Twitter Demographics

The data shown below were collected from the profile of 1 tweeter who shared this research output. Click here to find out more about how the information was compiled.

Mendeley readers

The data shown below were compiled from readership statistics for 45 Mendeley readers of this research output. Click here to see the associated Mendeley record.

Geographical breakdown

Country Count As %
United Kingdom 1 2%
Unknown 44 98%

Demographic breakdown

Readers by professional status Count As %
Researcher 10 22%
Student > Ph. D. Student 9 20%
Student > Bachelor 5 11%
Other 5 11%
Student > Postgraduate 5 11%
Other 11 24%
Readers by discipline Count As %
Medicine and Dentistry 18 40%
Unspecified 6 13%
Neuroscience 6 13%
Psychology 4 9%
Agricultural and Biological Sciences 4 9%
Other 7 16%

Attention Score in Context

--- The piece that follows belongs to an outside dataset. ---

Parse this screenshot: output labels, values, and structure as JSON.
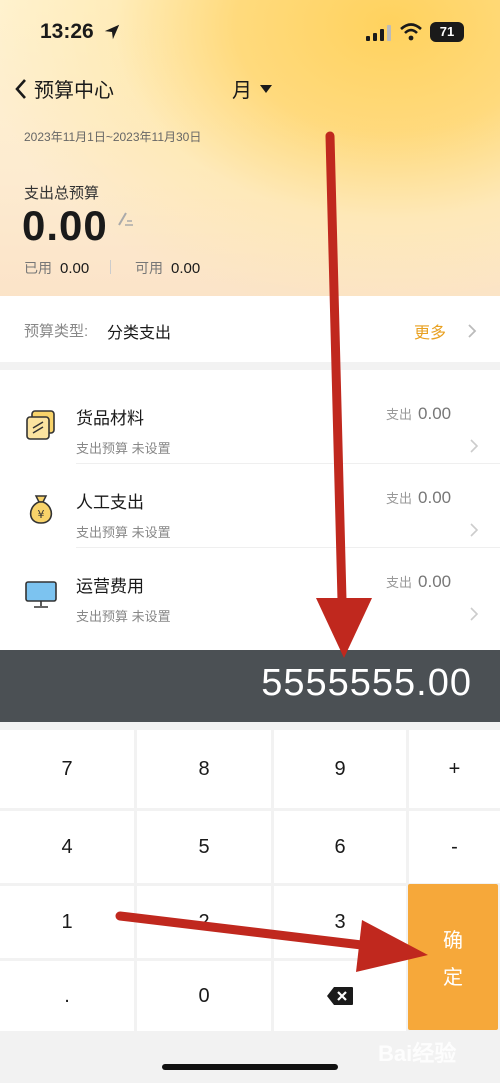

This research output has an Altmetric Attention Score of 1. This is our high-level measure of the quality and quantity of online attention that it has received. This Attention Score, as well as the ranking and number of research outputs shown below, was calculated when the research output was last mentioned on 09 December 2014.
All research outputs
#10,016,521
of 12,517,383 outputs
Outputs from Neuropsychiatric Disease and Treatment
#1,644
of 2,120 outputs
Outputs of similar age
#191,974
of 286,155 outputs
Outputs of similar age from Neuropsychiatric Disease and Treatment
#52
of 74 outputs
Altmetric has tracked 12,517,383 research outputs across all sources so far. This one is in the 11th percentile – i.e., 11% of other outputs scored the same or lower than it.
So far Altmetric has tracked 2,120 research outputs from this source. They typically receive a little more attention than average, with a mean Attention Score of 5.6. This one is in the 8th percentile – i.e., 8% of its peers scored the same or lower than it.
Older research outputs will score higher simply because they've had more time to accumulate mentions. To account for age we can compare this Altmetric Attention Score to the 286,155 tracked outputs that were published within six weeks on either side of this one in any source. This one is in the 18th percentile – i.e., 18% of its contemporaries scored the same or lower than it.
We're also able to compare this research output to 74 others from the same source and published within six weeks on either side of this one. This one is in the 20th percentile – i.e., 20% of its contemporaries scored the same or lower than it.